Last year, members of Clubhouse Productions won a prize for their video, “Stuart’s Chicken” (a pseudonym). Four of the members attended the ceremony. They had no prior knowledge that they would win when they attended. They were thrilled to be called on stage to receive their prizes which included a $7500 college scholarship, digital video cameras, and an airing of the video on the Turner Class Movie cable station. The basic idea for the video was to parody their own moving making process as a group. In the video, the director, played by Fred, struggles with Jack and Jones who joke around, fail to listen to directions, and arrive late to shoots. Frustrated, Fred guides the youths into completing the project, showing what he has learned in terms of technical and leadership skills necessary for completing video projects.

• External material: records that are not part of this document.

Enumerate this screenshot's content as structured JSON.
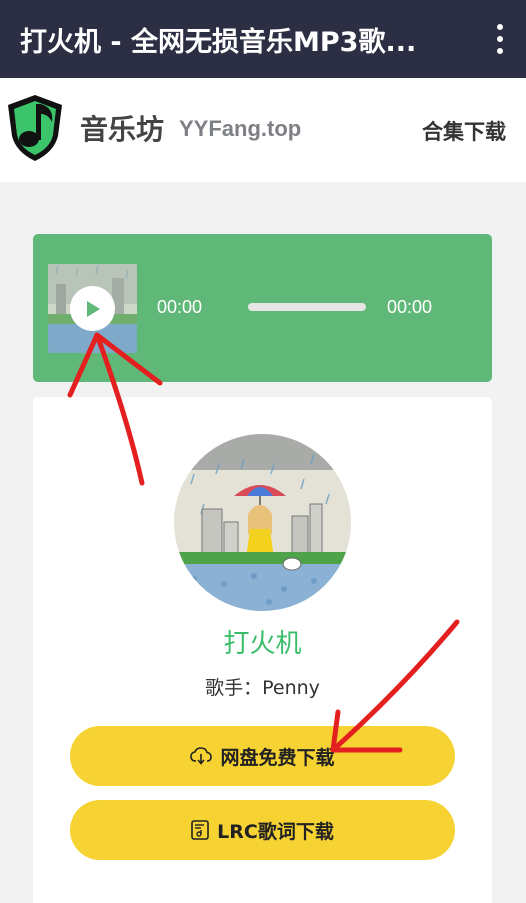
{
  "topbar": {
    "title": "打火机 - 全网无损音乐MP3歌...",
    "menu_icon": "kebab-menu-icon"
  },
  "site": {
    "logo_icon": "music-note-shield-logo",
    "name": "音乐坊",
    "domain": "YYFang.top",
    "collection_link": "合集下载"
  },
  "player": {
    "current_time": "00:00",
    "duration": "00:00",
    "progress": 0,
    "play_icon": "play-icon"
  },
  "song": {
    "title": "打火机",
    "artist_line": "歌手：Penny"
  },
  "buttons": {
    "cloud_download": {
      "label": "网盘免费下载",
      "icon": "cloud-download-icon"
    },
    "lrc_download": {
      "label": "LRC歌词下载",
      "icon": "lyrics-file-icon"
    }
  },
  "colors": {
    "topbar_bg": "#2c2e43",
    "player_bg": "#5fb878",
    "title_green": "#3cbd6a",
    "button_yellow": "#f7d233",
    "annotation_red": "#e3201f"
  }
}
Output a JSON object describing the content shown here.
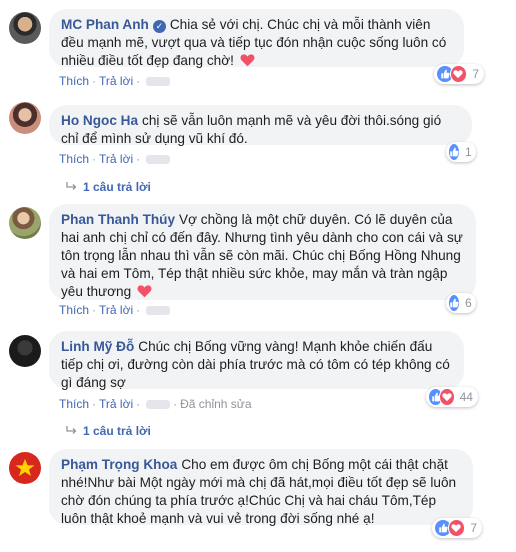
{
  "comments": [
    {
      "name": "MC Phan Anh",
      "verified": true,
      "text": "Chia sẻ với chị. Chúc chị và mỗi thành viên đều mạnh mẽ, vượt qua và tiếp tục đón nhận cuộc sống luôn có nhiều điều tốt đẹp đang chờ!",
      "emoji": "heart",
      "like_label": "Thích",
      "reply_label": "Trả lời",
      "reaction_count": "7",
      "reactions": [
        "like",
        "love"
      ]
    },
    {
      "name": "Ho Ngoc Ha",
      "verified": false,
      "text": "chị sẽ vẫn luôn mạnh mẽ và yêu đời thôi.sóng gió chỉ để mình sử dụng vũ khí đó.",
      "like_label": "Thích",
      "reply_label": "Trả lời",
      "reaction_count": "1",
      "reactions": [
        "like"
      ],
      "replies_label": "1 câu trả lời"
    },
    {
      "name": "Phan Thanh Thúy",
      "verified": false,
      "text": "Vợ chồng là một chữ duyên. Có lẽ duyên của hai anh chị chỉ có đến đây. Nhưng tình yêu dành cho con cái và sự tôn trọng lẫn nhau thì vẫn sẽ còn mãi. Chúc chị Bống Hồng Nhung và hai em Tôm, Tép thật nhiều sức khỏe, may mắn và tràn ngập yêu thương",
      "emoji": "heart",
      "like_label": "Thích",
      "reply_label": "Trả lời",
      "reaction_count": "6",
      "reactions": [
        "like"
      ]
    },
    {
      "name": "Linh Mỹ Đỗ",
      "verified": false,
      "text": "Chúc chị Bống vững vàng! Mạnh khỏe chiến đấu tiếp chị ơi, đường còn dài phía trước mà có tôm có tép không có gì đáng sợ",
      "like_label": "Thích",
      "reply_label": "Trả lời",
      "edited_label": "Đã chỉnh sửa",
      "reaction_count": "44",
      "reactions": [
        "like",
        "love"
      ],
      "replies_label": "1 câu trả lời"
    },
    {
      "name": "Phạm Trọng Khoa",
      "verified": false,
      "text": "Cho em được ôm chị Bống một cái thật chặt nhé!Như bài Một ngày mới mà chị đã hát,mọi điều tốt đẹp sẽ luôn chờ đón chúng ta phía trước ạ!Chúc Chị và hai cháu Tôm,Tép luôn thật khoẻ mạnh và vui vẻ trong đời sống nhé ạ!",
      "like_label": "Thích",
      "reply_label": "Trả lời",
      "reaction_count": "7",
      "reactions": [
        "like",
        "love"
      ]
    }
  ],
  "colors": {
    "name": "#385898",
    "bubble": "#f2f3f5",
    "like": "#5890ff",
    "love": "#f25268"
  }
}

The video ends tragically as Fred tries to upload the completed video on the fictional, parodic, MyTube site only to be rejected for having “inadequate entertainment value.” In one scene, Fred is staring, frustrated, at a video sharing site called “MyTube” which parodies YouTube and MySpace. Fred is watching yet another homemade movie in which a young boy jumps up and own on a bed while lip synching. In voice over Fred wonders why these kinds of videos are so popular. The footage is actually that of his brother Stuart as a boy. It is especially poignant that the fictional video manages to garner over 2 million views and receive a rating of 5 stars.

Observers may wonder why Fred and his friends are so critical of other video makers on YouTube when, ironically, they themselves sometimes offer content that other video makers may find flawed in terms of technical ability and taste. Members admitted that even though they maintain high standards, the videos nevertheless contain numerous inside jokes that are likely to be lost on outsiders. Participants mentioned that they gave each other nicknames that reflected different stages of their lives. For instance the title of the video “Stuart’s Chicken” refers to a stage in Stuart’s young life when he would eat almost nothing but chicken.

Critics of so-called viral videos miss the point that they are not necessarily about creating technical perfection but are rather used to establish what Nardi (2005) calls “affinity” or willingness to establish a social bond with people. Nardi’s argument may be extended (Lange 2007) to show how videos may be created and shared to similarly maintain ongoing openness to communicate and interact. Many people rigorously distinguish between diary forms of video blogging and videos made for entertainment, but as demonstrated in the experience of the members of Clubhouse Productions, the genres may conflate. Video makers may encode evocative objects that enable dispersed age-similar cohorts to experience communal forms of nostalgia and social rites of passage of into maturity.

References

Davis, Fred (1979) Yearning for Yesterday: A Sociology of Nostalgia. New York: Free Press.

Holbrook, Morris B. (1993) “Nostalgia and Consumption Preferences: Some Emerging Patterns of Consumer Tastes,” Journal of Consumer Research, 20(2): 245-256.

Holbrook, Morris B. and Schindler, Robert M. (1991) “Echoes of the dear departed past: Some work in progress on nostalgia,” in Advances in Consumer Research, Vol. 18, Rebecca H. Holman and Michael R. Solomon (Eds.). Provo, Utah: Association for Consumer Research, 330-333.

Lange, Patricia (2003) Virtual Trouble: Negotiating Access in Online Communities. Ph.D. Dissertation. University of Michigan

Lange, Patricia (2006) “Learning real life lessons from online games” presented at the Society for Social Studies of Science Conference, November 2, 2006 in Vancouver, British Columbia, Canada.

Lange, Patricia (2007) “Publicly Private and Privately Public: A Semiotic Analysis of Social Network Creation,” submitted for review, February 28, 2007 to the Journal of Computer-Mediated Communication for a special issue on Social Networking Sites.

Nardi, Bonnie (2005) “Beyond Bandwidth: Dimensions of connection in interpersonal communication,” Computer Supported Cooperative Work, 14:91-130.